[WHAT TO PRODUCE]: Note each line in the data below that holds "TestResults", and copy it.

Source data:
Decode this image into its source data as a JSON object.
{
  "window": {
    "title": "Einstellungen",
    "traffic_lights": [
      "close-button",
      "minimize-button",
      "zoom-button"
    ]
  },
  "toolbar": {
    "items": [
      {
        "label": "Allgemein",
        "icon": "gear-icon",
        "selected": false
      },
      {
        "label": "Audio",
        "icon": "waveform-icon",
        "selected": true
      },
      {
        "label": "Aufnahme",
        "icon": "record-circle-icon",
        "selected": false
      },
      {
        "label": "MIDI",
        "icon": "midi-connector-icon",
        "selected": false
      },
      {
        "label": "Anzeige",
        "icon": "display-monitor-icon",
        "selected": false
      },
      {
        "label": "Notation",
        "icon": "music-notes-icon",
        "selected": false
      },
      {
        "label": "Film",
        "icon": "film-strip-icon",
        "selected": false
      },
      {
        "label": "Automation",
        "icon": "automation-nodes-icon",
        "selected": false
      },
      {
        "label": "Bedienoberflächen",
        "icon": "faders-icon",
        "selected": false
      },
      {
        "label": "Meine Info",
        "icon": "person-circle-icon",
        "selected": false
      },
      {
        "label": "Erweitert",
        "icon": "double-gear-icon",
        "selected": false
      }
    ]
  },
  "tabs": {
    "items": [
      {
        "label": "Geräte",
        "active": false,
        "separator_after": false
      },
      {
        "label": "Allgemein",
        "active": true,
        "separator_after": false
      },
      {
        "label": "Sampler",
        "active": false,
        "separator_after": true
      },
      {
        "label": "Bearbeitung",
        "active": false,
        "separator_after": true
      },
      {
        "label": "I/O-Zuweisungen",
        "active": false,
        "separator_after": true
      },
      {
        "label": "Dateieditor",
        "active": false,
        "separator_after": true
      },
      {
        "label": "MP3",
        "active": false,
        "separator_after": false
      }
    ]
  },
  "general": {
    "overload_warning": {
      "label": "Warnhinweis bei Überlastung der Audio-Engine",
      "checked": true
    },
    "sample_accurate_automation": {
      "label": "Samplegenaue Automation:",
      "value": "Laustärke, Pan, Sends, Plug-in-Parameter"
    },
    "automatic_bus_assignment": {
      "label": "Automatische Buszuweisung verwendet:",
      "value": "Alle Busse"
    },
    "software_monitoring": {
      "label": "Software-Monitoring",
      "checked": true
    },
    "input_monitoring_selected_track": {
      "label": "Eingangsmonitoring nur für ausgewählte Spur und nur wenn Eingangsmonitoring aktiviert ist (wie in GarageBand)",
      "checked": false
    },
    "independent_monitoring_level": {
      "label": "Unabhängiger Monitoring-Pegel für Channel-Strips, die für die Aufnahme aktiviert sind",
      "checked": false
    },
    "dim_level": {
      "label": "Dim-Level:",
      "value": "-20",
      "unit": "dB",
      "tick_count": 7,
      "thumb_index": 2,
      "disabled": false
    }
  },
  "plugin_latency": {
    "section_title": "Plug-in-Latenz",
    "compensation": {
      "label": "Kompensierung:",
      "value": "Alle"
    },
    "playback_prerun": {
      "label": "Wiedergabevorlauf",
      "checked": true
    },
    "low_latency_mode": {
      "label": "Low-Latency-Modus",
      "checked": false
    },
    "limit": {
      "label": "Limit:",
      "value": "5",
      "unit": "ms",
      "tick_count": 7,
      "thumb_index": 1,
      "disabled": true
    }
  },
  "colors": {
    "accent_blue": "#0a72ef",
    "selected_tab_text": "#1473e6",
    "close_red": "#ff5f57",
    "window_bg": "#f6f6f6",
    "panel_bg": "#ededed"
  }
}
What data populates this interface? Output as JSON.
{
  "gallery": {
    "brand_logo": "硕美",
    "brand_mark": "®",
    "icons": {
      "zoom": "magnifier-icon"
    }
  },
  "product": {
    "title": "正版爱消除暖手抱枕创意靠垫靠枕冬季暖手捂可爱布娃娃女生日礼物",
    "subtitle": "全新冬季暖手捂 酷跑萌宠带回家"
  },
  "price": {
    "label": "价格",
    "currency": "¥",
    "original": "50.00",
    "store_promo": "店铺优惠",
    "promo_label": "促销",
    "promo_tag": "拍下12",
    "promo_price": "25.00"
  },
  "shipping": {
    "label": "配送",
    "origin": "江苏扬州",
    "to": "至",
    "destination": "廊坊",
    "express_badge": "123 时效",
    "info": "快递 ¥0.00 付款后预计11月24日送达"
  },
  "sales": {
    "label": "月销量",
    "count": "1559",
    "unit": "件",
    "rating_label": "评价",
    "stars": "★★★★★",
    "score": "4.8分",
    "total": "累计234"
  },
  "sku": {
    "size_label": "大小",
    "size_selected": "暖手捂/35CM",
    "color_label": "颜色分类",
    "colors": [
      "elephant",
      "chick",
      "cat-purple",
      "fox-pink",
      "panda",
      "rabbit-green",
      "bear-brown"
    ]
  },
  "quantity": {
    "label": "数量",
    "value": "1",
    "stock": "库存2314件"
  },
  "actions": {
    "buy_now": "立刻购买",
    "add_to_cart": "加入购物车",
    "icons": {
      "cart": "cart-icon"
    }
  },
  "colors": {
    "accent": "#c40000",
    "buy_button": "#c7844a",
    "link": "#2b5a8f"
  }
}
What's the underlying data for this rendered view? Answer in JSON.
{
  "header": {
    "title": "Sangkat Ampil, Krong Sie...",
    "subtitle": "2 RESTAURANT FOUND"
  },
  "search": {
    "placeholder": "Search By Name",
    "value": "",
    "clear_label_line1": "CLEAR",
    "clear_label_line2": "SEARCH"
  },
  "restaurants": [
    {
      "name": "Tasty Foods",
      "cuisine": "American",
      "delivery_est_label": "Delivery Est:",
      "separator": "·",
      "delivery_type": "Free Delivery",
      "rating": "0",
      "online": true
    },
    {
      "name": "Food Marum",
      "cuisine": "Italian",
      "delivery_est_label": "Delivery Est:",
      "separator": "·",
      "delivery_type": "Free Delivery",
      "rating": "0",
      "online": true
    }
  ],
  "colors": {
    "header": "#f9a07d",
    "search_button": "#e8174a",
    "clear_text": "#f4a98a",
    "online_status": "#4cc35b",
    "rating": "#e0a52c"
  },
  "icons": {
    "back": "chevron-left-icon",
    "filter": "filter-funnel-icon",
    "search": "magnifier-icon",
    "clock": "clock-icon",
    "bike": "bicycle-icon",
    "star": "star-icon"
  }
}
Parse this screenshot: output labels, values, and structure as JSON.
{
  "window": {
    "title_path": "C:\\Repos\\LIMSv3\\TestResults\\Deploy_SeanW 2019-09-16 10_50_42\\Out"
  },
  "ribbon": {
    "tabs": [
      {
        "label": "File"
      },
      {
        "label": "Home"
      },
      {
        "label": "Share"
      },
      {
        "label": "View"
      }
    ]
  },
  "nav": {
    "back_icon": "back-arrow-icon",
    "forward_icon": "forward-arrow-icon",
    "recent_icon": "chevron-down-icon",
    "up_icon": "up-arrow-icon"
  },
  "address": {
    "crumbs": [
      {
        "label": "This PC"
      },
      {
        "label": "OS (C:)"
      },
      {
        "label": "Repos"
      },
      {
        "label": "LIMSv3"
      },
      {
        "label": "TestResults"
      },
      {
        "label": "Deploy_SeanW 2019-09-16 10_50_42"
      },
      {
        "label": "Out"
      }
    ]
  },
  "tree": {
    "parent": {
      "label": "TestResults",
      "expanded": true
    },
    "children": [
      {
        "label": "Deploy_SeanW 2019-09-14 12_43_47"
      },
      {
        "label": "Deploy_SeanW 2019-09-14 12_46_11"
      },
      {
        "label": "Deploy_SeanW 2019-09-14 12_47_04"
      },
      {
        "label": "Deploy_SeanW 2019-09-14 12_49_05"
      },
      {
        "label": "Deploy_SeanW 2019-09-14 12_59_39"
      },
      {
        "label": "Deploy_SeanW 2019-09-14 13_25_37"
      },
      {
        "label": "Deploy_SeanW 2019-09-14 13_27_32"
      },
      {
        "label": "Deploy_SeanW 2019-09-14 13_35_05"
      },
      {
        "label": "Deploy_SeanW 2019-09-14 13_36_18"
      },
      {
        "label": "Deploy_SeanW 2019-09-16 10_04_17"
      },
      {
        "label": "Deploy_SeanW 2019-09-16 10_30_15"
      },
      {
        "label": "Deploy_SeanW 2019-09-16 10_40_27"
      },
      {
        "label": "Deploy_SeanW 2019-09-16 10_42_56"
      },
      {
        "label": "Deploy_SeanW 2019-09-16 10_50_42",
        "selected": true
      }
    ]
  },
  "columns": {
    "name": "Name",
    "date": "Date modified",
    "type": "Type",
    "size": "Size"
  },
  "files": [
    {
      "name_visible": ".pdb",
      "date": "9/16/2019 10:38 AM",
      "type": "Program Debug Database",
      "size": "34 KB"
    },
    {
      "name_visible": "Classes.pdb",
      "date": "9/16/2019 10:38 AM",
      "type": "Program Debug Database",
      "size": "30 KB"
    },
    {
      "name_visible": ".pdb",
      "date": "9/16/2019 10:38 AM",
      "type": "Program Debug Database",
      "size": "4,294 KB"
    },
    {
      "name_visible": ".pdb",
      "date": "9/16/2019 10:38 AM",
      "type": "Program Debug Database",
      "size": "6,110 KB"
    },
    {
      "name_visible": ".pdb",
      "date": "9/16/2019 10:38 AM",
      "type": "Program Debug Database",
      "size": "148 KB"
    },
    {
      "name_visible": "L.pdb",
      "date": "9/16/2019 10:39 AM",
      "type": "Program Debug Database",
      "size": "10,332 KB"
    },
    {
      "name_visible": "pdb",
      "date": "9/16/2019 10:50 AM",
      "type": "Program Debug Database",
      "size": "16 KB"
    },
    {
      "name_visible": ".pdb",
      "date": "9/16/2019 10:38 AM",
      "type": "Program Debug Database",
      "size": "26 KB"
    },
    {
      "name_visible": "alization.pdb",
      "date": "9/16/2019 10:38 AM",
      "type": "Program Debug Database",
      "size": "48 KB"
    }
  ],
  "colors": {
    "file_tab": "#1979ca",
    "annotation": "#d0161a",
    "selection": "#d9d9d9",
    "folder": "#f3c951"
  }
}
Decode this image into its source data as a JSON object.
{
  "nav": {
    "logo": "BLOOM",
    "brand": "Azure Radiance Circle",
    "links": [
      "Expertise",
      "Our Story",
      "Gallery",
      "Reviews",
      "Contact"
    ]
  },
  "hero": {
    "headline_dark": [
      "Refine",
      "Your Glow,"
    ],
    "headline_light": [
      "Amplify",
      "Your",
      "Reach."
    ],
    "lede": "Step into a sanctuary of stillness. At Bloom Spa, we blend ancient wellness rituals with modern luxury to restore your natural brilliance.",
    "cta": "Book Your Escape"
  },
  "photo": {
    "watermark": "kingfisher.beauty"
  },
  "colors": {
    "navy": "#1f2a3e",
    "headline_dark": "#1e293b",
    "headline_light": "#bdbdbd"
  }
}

[RESPONSE TO THE EXERCISE]:
    "title_path": "C:\\Repos\\LIMSv3\\TestResults\\Deploy_SeanW 2019-09-16 10_50_42\\Out"
        "label": "TestResults"
      "label": "TestResults",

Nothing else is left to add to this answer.